*** DATA RECORDS Section Begins ***

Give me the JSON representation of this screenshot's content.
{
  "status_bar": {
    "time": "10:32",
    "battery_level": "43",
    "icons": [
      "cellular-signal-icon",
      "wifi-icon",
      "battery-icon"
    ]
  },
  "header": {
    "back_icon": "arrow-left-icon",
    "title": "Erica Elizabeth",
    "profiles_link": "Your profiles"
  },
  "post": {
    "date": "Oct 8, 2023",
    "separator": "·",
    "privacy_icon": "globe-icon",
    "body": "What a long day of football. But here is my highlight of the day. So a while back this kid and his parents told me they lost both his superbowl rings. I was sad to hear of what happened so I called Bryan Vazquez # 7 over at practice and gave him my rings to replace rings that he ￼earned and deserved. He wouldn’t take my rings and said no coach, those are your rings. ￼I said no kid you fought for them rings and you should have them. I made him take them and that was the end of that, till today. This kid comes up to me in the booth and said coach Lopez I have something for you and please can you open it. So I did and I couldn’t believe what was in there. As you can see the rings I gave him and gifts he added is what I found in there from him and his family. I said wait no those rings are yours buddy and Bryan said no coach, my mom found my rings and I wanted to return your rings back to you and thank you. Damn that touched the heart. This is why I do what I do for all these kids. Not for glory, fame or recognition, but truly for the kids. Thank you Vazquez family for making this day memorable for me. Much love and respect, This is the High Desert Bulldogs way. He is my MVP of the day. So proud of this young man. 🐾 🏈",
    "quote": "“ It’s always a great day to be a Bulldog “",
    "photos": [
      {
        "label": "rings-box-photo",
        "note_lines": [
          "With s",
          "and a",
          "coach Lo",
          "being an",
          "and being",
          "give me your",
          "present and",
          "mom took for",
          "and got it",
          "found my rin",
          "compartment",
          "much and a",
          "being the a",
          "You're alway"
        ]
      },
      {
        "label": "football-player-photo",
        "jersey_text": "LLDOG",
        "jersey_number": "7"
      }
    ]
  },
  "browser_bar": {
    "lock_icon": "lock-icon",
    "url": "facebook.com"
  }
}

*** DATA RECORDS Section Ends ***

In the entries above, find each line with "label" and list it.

**RESULT OF THE EXERCISE**
        "label": "rings-box-photo",
        "label": "football-player-photo",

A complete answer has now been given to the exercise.